Witness: Santana said that there was a struggle between Scott and the officer. “They were down on the floor before I started recording,” he told Lester Holt. But he said that the officer “had control of the situation, and Scott was trying just to get away from the Taser.” Santana flatly said on “Today” that Scott did not grab the Taser.


Police account: The incident report says that officers at the scene performed CPR and first aid on Scott.

Video: The video does not appear to show any officer performing CPR. It does appear to show Slager bending to check Scott for a pulse. It shows a second officer, in sanitary medical gloves, tending to Scott, and later a third officer arriving with what appears to be a medical kit.

Witness: Santana said on “Morning Joe” that he saw one officer lift Scott’s shirt, apparently to check a wound. He said that he did not see any officer performing a live-saving technique. “I don’t know if they did it after I left, but I never saw that,” he said.

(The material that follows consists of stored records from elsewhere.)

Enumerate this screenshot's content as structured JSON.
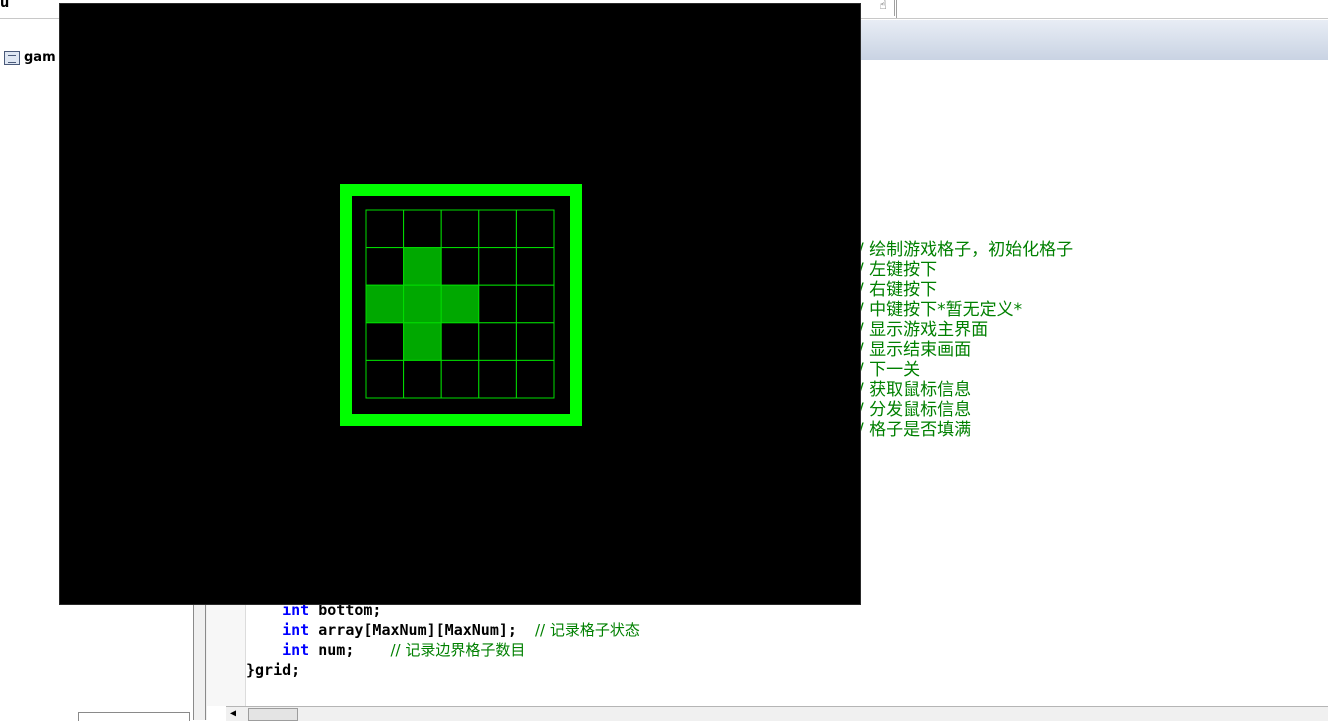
{
  "window_title_fragment": "u",
  "project_tree": {
    "item_label": "gam"
  },
  "toolbar": {
    "fragment_icon": "hand-icon"
  },
  "code": {
    "lines": [
      {
        "indent": "    ",
        "type": "int",
        "rest": "bottom;",
        "comment": ""
      },
      {
        "indent": "    ",
        "type": "int",
        "rest": "array[MaxNum][MaxNum];  ",
        "comment": "// 记录格子状态"
      },
      {
        "indent": "    ",
        "type": "int",
        "rest": "num;    ",
        "comment": "// 记录边界格子数目"
      }
    ],
    "closing": "}grid;"
  },
  "comments_right": [
    "/ 绘制游戏格子，初始化格子",
    "/ 左键按下",
    "/ 右键按下",
    "/ 中键按下*暂无定义*",
    "/ 显示游戏主界面",
    "/ 显示结束画面",
    "/ 下一关",
    "/ 获取鼠标信息",
    "/ 分发鼠标信息",
    "/ 格子是否填满"
  ],
  "game": {
    "background": "#000000",
    "border_color": "#00ff00",
    "grid_line_color": "#00dd00",
    "filled_color": "#00a800",
    "rows": 5,
    "cols": 5,
    "filled_cells": [
      [
        1,
        1
      ],
      [
        2,
        0
      ],
      [
        2,
        1
      ],
      [
        2,
        2
      ],
      [
        3,
        1
      ]
    ]
  },
  "colors": {
    "keyword": "#0000ff",
    "comment": "#008000"
  }
}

His lawyer, Todd Rutherford, said on “Today”: “In the five minutes afterwards, he never saw them do any life-saving tehcniques at all, including CPR.”


— Erin McClam